TASK REQUIREMENTS: Determine how many lines in the material below contain the string "JSON", then state only that count.

RECORDS FOR PROCESSING:

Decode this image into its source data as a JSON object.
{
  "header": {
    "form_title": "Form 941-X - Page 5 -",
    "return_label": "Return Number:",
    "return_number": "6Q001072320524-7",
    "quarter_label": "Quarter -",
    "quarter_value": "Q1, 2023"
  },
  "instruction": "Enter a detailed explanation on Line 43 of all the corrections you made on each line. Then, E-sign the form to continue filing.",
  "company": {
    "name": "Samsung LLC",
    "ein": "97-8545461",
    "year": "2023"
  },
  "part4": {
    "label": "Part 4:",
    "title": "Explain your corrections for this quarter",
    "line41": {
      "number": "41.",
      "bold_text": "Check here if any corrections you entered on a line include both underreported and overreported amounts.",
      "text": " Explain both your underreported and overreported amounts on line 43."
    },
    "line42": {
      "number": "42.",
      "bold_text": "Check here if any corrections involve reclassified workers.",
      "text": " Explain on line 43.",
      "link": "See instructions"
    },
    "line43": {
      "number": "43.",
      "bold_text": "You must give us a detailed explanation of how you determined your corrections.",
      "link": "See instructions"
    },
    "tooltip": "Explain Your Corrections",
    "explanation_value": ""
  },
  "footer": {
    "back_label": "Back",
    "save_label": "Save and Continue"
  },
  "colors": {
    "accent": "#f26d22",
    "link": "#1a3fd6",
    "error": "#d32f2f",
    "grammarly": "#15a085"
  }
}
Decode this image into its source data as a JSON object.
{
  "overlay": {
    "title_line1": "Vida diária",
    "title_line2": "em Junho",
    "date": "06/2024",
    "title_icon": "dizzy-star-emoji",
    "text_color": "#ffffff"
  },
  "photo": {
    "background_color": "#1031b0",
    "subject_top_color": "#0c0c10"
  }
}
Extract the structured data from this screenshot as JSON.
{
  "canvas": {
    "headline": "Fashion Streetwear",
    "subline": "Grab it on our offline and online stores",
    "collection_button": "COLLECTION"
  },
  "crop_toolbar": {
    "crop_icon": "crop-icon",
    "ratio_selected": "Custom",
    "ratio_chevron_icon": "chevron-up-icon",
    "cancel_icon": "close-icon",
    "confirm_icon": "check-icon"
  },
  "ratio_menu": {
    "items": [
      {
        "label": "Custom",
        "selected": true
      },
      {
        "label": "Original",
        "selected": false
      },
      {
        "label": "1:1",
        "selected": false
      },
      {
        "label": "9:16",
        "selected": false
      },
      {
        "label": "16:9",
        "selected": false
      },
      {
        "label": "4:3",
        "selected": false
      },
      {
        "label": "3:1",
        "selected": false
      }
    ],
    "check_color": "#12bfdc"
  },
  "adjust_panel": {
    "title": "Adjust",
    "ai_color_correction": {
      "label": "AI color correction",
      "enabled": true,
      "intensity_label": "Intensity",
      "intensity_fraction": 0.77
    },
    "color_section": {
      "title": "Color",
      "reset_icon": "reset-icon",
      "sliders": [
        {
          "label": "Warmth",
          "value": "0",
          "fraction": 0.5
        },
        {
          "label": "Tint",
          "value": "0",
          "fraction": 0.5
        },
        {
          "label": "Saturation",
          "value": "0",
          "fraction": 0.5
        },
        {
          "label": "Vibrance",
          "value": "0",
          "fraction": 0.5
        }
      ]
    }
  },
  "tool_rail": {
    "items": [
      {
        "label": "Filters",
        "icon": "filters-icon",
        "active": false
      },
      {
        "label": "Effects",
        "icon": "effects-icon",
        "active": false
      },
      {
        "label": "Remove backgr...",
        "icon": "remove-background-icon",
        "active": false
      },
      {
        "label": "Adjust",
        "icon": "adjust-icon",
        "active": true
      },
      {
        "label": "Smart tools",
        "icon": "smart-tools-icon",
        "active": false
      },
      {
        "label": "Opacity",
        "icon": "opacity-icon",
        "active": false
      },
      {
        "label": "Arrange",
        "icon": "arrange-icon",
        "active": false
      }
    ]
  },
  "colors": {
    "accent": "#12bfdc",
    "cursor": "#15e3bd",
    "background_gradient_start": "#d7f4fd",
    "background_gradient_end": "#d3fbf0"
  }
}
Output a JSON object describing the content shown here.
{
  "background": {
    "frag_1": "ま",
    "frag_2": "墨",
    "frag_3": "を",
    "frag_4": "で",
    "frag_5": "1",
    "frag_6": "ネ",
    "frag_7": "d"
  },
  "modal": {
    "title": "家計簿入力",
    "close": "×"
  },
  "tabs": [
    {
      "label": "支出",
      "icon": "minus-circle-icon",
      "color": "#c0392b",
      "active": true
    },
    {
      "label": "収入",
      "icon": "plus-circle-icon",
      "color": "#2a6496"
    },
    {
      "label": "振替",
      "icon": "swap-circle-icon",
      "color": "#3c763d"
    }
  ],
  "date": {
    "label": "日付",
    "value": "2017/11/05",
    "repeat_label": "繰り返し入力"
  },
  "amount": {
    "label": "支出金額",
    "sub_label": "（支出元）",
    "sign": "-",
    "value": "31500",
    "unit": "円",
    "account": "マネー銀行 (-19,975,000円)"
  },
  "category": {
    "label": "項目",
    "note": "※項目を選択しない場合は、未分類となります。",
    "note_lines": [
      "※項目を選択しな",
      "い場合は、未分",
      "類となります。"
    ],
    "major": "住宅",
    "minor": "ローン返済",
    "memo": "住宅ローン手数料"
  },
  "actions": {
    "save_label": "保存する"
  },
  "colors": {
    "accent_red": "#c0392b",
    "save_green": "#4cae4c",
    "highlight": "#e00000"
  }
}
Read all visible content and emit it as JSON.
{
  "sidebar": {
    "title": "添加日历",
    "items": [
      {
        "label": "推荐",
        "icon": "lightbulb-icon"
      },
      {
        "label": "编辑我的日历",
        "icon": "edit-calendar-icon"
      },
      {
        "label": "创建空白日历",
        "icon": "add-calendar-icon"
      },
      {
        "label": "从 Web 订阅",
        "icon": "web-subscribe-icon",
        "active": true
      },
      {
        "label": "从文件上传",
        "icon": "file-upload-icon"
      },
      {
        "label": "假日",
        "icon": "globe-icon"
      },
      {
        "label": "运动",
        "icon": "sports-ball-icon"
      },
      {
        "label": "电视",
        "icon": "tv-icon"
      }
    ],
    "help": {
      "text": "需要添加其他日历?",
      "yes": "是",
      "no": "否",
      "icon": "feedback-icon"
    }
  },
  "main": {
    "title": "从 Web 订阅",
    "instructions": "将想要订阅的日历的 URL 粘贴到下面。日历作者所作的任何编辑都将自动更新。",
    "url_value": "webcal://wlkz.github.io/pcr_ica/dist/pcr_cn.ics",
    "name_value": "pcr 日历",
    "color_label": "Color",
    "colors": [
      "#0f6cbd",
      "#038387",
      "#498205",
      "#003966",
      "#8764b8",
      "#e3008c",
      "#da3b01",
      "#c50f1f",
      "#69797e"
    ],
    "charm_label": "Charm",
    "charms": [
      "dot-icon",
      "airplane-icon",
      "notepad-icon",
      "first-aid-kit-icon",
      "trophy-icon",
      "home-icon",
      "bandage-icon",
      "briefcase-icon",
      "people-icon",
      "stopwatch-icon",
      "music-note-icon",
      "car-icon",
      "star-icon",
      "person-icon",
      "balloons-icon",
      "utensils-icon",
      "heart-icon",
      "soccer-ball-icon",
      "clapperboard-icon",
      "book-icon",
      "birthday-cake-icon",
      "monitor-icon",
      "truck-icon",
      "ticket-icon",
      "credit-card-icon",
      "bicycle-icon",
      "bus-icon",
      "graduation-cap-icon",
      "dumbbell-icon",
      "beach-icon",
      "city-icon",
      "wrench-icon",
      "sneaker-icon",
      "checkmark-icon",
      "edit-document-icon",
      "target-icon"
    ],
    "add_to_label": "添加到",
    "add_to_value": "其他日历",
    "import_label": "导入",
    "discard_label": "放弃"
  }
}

RESULT OF THIS TASK: 5